Tyson Hunger Relief Food Donation at Finney County, Kansas

Food Insecurity and Very Low Food Security

  • In 2014, 49.1 million American lived in food insecure households.
  • In 2014, 14.3 percent of households (17.5 million households) were food insecure at some time during 2014. Essentially unchanged from 14.5 percent in 2012.
  • 1 in 7 people are enrolled in Supplemental Nutrition Assistance Program (SNAP). Nearly half of them are children

US Food Security Pie Chart from USDA

Food Insecurity by Household Characteristics

The prevalence of food insecurity varied considerably among household types. Rates of food insecurity were higher than the national average (14.3 percent) for the following groups:

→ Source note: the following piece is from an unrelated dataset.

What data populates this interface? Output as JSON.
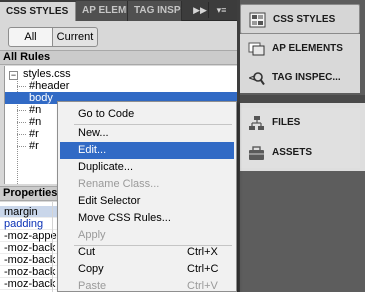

  • All households with children (19.5 percent)
  • Households with children under age 6 (20.9 percent)
  • Households with children headed by a single woman (34.4 percent)
  • Households with children headed by a single man (23.1 percent)
  • Black, non-Hispanic households (26.1 percent)
  • Hispanic households (23.7 percent)
  • Low-income households with incomes below 185 percent of the poverty threshold (34.8 percent; the Federal poverty line was $23,624 for a family of four in 2013)

Food Insecure Households: Household Spending Tradeoffs in the Past Year

  • 69% had to choose between food and utilities
  • 67% had to choose between food and transportation
  • 66% had to choose between food and medical care
  • 57% had to choose between food and housing
  • 31% had to choose between food and education

US Food Insecurity Map from USDA

Key survey findings include the following:

  • 91% of Americans are committed to the principle that no one should go hungry in the U.S.
  • 89% believe hunger impacts the physical development of infants/toddlers
  • 53% believe that children often eat cheap, unhealthy foods so families can pay rent
  • 51% believe that seniors often have to choose between paying for medical prescriptions or food
  • 54% of Americans say more should be spent to address hunger compared to other problems
  • 73% see a major hunger relief role for the federal government
  • 80% see a major role for local organizations/leaders

Food Insecure Households: 55% of Households Reported Using 3 or More Coping Strategies in the Past Year

  • 79% purchased inexpensive, unhealthy food
  • 53% receive help from friends & family
  • 40% water down food or drinks
  • 35% sell or pawn personal property
  • 23% grow food in a garden